The name says it all. Take a stop at the Lounge to take a break from the normal randomness of the Interwnetz and have some fun here, sheltered cozily off of Oblivion Lane. Plus, everything we sell is FREE! Actually, we don't really sell anything, but... Um... Have fun!
I recently received a game that I previously did not know exist. I never saw the game played, but I was really excited about it. When I first played it with some friends, I was absolutely in love with the game. Its party game-style rules, beautiful and vaguely disturbing oversized cards, and the necessity for storytelling were all of great appeal to me. I therefore feel obligated to bring this great game into the eyes of my readers.
Dixit is, in a way, similar to Apples to Apples. The game can be played with 4-6 players, but I find that four is too few. The rules are simple. You are dealt six cards, like the ones below.
Then one person is designated the "Storyteller". The Storyteller chooses a card from his or her hand and makes a word, phrase, or sentence to describe that card. For example, the Storyteller could choose the card in the bottom left corner (The dice with the devil coming out of it) and say "Fate" to describe it. The Storyteller then puts the card face down in the center of the table. Then all of the non-Storytellers take a look at their hand and find the one that best fits "Fate" and put that card in the pile. The Storyteller then shuffles the cards and places them face up next to each other. The Storyteller then numbers each card. All the non-Storytellers then use their number tokens to vote for the card they believe is the Storyteller's. If he or she is correct, then he or she gets three points, and the Storyteller gets three points. However, if everybody chooses the Storyteller's cards, the Storyteller gets no points. If a non-Storyteller votes for a non-Storyteller's card, then the voter gets no points and the owner of the card that was voted for gets one point. The Bunnies representing the players then move an according number of squares. A new Storyteller is then chosen and the game continues in the same fashion until someone gets 30 or more points.

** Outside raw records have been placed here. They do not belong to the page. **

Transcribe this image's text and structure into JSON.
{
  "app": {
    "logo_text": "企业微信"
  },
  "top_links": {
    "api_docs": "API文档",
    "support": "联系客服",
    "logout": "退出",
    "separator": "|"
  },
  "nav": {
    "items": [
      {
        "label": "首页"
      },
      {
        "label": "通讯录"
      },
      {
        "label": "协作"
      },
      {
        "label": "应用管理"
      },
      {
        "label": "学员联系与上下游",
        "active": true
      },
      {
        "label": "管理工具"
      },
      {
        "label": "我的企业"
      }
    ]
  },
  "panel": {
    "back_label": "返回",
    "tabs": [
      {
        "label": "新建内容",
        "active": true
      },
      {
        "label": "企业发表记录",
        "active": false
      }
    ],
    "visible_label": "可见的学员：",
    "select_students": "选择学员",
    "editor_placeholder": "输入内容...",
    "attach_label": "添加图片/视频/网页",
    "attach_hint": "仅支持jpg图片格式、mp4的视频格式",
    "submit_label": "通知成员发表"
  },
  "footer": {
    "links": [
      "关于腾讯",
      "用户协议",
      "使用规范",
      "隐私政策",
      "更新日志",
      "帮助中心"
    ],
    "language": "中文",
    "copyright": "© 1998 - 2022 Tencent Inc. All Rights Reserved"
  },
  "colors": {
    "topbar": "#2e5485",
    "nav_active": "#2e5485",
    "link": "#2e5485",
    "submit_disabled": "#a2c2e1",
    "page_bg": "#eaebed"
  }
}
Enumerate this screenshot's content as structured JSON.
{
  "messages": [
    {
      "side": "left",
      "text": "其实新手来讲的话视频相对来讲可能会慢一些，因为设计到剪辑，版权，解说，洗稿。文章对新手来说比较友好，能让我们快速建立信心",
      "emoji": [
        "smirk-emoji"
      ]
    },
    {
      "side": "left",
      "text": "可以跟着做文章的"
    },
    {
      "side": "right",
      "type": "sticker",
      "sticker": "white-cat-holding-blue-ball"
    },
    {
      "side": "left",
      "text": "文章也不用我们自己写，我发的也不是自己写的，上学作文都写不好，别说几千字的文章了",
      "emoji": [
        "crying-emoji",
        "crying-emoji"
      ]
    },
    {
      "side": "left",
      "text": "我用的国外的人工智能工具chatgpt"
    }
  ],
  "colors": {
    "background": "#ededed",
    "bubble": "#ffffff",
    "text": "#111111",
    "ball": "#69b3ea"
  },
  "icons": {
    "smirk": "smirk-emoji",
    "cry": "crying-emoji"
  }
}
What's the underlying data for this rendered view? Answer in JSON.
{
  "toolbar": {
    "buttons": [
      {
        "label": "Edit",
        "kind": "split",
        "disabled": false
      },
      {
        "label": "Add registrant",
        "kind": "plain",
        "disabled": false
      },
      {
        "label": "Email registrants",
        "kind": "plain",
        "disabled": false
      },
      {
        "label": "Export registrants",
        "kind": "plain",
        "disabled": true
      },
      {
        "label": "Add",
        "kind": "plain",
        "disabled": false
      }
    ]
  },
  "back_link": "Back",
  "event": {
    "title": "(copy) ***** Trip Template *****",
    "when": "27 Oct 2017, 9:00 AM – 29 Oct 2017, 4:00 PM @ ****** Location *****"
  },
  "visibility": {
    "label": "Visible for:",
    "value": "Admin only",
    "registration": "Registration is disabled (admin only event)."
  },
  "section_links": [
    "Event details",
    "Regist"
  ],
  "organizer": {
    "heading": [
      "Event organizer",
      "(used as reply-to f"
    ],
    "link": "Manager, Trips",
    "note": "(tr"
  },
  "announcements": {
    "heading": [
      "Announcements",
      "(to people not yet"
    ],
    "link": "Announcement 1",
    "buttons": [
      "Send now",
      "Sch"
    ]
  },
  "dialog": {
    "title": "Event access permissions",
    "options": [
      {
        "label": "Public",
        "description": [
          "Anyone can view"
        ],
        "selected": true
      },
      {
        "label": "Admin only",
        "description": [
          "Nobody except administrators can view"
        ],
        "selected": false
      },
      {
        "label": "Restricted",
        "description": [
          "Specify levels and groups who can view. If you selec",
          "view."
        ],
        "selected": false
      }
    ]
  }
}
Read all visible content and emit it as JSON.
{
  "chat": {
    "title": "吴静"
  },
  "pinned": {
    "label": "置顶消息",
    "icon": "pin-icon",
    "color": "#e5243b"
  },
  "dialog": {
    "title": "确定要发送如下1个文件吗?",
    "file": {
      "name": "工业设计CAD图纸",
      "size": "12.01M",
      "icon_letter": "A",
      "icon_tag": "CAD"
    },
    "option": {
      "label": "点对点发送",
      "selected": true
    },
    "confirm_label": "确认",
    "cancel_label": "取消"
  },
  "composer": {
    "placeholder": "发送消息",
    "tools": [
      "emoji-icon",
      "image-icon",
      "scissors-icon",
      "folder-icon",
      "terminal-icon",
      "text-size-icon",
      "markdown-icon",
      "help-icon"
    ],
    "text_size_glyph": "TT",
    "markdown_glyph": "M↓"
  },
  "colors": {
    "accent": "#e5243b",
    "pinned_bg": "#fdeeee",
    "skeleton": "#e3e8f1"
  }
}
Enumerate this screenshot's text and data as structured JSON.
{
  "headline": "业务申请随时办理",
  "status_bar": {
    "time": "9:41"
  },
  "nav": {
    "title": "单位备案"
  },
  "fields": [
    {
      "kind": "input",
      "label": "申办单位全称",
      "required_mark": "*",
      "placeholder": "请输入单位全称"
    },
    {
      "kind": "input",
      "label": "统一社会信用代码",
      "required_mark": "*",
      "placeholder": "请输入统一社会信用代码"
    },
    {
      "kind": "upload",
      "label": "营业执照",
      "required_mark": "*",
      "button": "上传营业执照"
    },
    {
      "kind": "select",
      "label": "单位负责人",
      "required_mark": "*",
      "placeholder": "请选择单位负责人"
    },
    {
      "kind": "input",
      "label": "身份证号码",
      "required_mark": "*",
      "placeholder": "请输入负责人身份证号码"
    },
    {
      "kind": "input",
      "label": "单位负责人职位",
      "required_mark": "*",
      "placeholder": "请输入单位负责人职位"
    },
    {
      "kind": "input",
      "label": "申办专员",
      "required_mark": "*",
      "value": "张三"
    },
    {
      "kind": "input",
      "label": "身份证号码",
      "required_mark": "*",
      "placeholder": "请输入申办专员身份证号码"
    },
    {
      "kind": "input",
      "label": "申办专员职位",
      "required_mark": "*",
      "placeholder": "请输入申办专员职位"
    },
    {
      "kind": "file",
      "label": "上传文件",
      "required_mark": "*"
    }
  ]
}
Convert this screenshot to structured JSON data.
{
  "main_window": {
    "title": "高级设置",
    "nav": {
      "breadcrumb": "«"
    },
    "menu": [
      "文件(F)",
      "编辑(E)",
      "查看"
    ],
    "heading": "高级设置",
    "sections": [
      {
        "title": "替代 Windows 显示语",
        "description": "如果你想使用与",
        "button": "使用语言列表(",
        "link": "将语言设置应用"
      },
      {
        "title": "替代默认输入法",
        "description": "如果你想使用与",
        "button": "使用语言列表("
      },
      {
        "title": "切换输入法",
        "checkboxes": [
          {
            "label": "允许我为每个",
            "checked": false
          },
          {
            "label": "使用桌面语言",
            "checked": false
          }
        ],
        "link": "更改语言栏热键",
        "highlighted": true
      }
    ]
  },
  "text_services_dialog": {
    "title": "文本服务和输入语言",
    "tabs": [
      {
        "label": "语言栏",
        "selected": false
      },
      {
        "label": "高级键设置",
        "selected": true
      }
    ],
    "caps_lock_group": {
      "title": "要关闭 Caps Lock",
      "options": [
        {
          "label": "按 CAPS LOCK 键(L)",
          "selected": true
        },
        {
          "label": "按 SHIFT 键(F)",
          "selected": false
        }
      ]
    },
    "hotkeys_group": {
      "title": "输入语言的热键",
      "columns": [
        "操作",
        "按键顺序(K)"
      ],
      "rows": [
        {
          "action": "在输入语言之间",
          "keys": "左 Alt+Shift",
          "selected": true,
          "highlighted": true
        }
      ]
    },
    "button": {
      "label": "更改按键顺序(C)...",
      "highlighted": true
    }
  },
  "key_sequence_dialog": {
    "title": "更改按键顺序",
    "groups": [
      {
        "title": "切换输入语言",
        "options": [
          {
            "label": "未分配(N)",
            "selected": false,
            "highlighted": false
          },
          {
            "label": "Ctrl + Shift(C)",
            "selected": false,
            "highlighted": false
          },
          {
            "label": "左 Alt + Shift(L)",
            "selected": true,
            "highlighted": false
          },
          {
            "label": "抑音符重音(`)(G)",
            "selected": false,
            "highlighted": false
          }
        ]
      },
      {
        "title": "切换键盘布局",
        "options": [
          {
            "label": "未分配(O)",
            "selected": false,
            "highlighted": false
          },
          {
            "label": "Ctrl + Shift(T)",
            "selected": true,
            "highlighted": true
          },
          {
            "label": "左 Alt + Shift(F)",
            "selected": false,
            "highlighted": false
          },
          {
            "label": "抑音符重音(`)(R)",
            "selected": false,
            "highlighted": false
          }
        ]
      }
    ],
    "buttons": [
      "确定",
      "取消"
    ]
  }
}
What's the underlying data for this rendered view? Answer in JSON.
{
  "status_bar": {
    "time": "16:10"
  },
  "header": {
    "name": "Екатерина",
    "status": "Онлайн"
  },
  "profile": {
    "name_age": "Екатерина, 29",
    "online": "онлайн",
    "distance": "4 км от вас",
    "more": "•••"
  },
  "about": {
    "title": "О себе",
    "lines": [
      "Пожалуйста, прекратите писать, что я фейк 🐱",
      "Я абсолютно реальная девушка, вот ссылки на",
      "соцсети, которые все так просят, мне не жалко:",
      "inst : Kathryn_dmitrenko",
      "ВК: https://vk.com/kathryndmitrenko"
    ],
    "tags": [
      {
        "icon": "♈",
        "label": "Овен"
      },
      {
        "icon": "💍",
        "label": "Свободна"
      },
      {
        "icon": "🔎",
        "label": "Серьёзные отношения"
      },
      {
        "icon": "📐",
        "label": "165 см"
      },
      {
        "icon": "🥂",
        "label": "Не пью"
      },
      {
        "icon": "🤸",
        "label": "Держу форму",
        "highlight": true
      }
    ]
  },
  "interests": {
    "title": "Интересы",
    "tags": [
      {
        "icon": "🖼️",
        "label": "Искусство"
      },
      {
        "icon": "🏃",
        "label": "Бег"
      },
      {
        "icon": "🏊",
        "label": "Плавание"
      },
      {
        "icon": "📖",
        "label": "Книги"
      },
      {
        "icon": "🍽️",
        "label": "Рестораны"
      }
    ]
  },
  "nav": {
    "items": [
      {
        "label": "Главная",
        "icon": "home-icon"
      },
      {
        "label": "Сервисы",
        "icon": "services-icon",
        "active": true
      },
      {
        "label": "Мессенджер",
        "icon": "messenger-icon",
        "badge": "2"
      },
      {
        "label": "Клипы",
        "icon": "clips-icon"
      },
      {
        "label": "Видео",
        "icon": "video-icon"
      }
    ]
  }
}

WHAT I LOVE:
The best part of Dixit is its innovative storytelling design. You'll never have the same experience more than once. It's also a wonderful conversation-starter (Who wouldn't be interested in the reason for labeling such a card so-and-so?). Another great thing is that, because of the game's nature, it's hard to care about winning or losing, and even harder to win more than once in a row, as the game pretty much puts everyone who plays it on even terms. Therefore, when it comes right down to it, victory is mostly based on luck of the draw, but this is hardly a complaint. Most importantly, you can bring it into any situation, teach it in under five minutes, and play with a group of friends (Or strangers).
WHAT'S NOT SO GREAT:
It can be hard to get a game of four or more interested people together. Also, though this can be a good thing as well (Note that a similar sentiment to the one I am about to express is also in "What I Love"), players start on even terms. Those who like to have an edge through experience will be disappointed. The only real way to have an edge in the game is through a natural storytelling ability. Finally, after many plays through, players come to know the cards, and can sometimes even predict the Storyteller's card (I was able to do this successfully on multiple occasions). However, there is an easy way to solve this. There is a Dixit 2 expansion, which could presumably mix things up a bit.
Dixit is utterly deserving of the awards it has received. It is my favorite game of all time, with something in it that should appeal to everyone. Even if you're not a big gamer, buy it. It's not terribly expensive, and the oversized images on the cards are wonderful even when they're not being used. Don't pass the game up. Ever.